Cincinnati voters may see a series of city charter amendments on the November ballot.  Or they might not.

A task force spent more than a year reviewing the charter, line-by-line, to come up with four recommendations, all of which, if passed by voters, would make some major changes to the offices of the mayor and city council. 

But so far Mayor John Cranley hasn't referred the amendments to a council committee for consideration.  Council would need to act by early September for the charter reform package to make the November ballot.

The major changes recommended by the task force include:

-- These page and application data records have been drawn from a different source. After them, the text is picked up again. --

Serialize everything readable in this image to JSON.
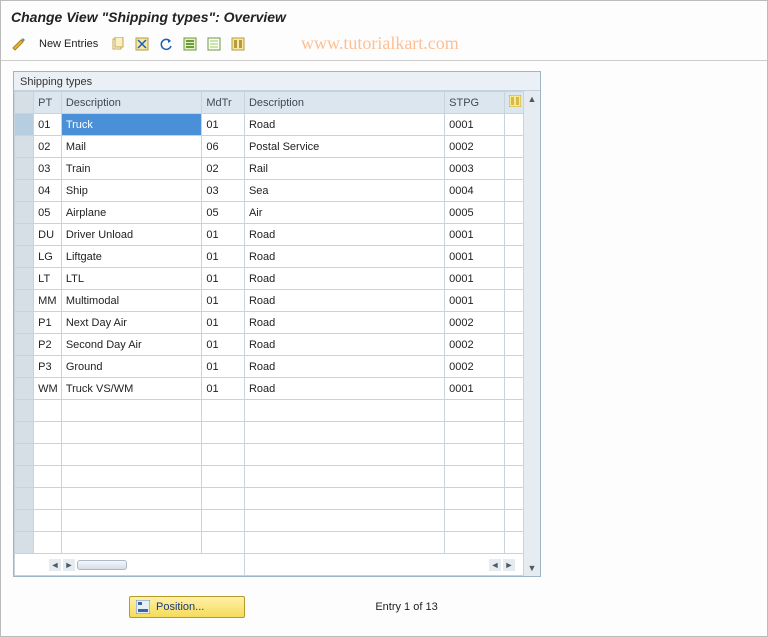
{
  "title": "Change View \"Shipping types\": Overview",
  "watermark": "www.tutorialkart.com",
  "toolbar": {
    "new_entries": "New Entries"
  },
  "panel_title": "Shipping types",
  "columns": {
    "pt": "PT",
    "desc": "Description",
    "mdtr": "MdTr",
    "desc2": "Description",
    "stpg": "STPG"
  },
  "rows": [
    {
      "pt": "01",
      "desc": "Truck",
      "mdtr": "01",
      "desc2": "Road",
      "stpg": "0001",
      "selected": true
    },
    {
      "pt": "02",
      "desc": "Mail",
      "mdtr": "06",
      "desc2": "Postal Service",
      "stpg": "0002"
    },
    {
      "pt": "03",
      "desc": "Train",
      "mdtr": "02",
      "desc2": "Rail",
      "stpg": "0003"
    },
    {
      "pt": "04",
      "desc": "Ship",
      "mdtr": "03",
      "desc2": "Sea",
      "stpg": "0004"
    },
    {
      "pt": "05",
      "desc": "Airplane",
      "mdtr": "05",
      "desc2": "Air",
      "stpg": "0005"
    },
    {
      "pt": "DU",
      "desc": "Driver Unload",
      "mdtr": "01",
      "desc2": "Road",
      "stpg": "0001"
    },
    {
      "pt": "LG",
      "desc": "Liftgate",
      "mdtr": "01",
      "desc2": "Road",
      "stpg": "0001"
    },
    {
      "pt": "LT",
      "desc": "LTL",
      "mdtr": "01",
      "desc2": "Road",
      "stpg": "0001"
    },
    {
      "pt": "MM",
      "desc": "Multimodal",
      "mdtr": "01",
      "desc2": "Road",
      "stpg": "0001"
    },
    {
      "pt": "P1",
      "desc": "Next Day Air",
      "mdtr": "01",
      "desc2": "Road",
      "stpg": "0002"
    },
    {
      "pt": "P2",
      "desc": "Second Day Air",
      "mdtr": "01",
      "desc2": "Road",
      "stpg": "0002"
    },
    {
      "pt": "P3",
      "desc": "Ground",
      "mdtr": "01",
      "desc2": "Road",
      "stpg": "0002"
    },
    {
      "pt": "WM",
      "desc": "Truck VS/WM",
      "mdtr": "01",
      "desc2": "Road",
      "stpg": "0001"
    }
  ],
  "empty_rows": 7,
  "footer": {
    "position_label": "Position...",
    "entry_text": "Entry 1 of 13"
  }
}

  • Doing away with the mayor's “pocket veto” by requiring the mayor to assign all legislation to council committee within 14 days of receiving it; 
  • Allowing council to initiate the firing of the city manager, with the requirement that five council members would be necessary to raise the issue and concurrence with the mayor or a “super majority” of council to carry out the dismissal; 
  • Allow city council to hold closed-door meetings within the purposes laid out by Ohio’s Sunshine law, including conducting preliminary interviews with city manager candidates, and discussions of security issues;
  • And a series of changes to make the charter consistent with Ohio law, the state and U.S. Constitutions, including the changing of city council’s swearing-in date from December 1 to the first week of January and moving the mayoral primary from September to May.

Task Force co-chair Mike Morgan explained the process to council’s Rules and Audit Committee Tuesday.
“We did not dismiss the fact that there are questions, like changes in election systems, that merit further discussion,’’ Morgan said. “What we did decide is that we are only going to produce the recommendations that we felt we could produce because they were based on research.”

Jay Hanselman brings more than 10 years experience as a news anchor and reporter to 91.7 WVXU. He came to WVXU from WNKU, where he hosted the local broadcast of All Things Considered. Hanselman has been recognized for his reporting by the Kentucky AP Broadcasters Association, the Ohio Society of Professional Journalists, and the Ohio AP Broadcasters.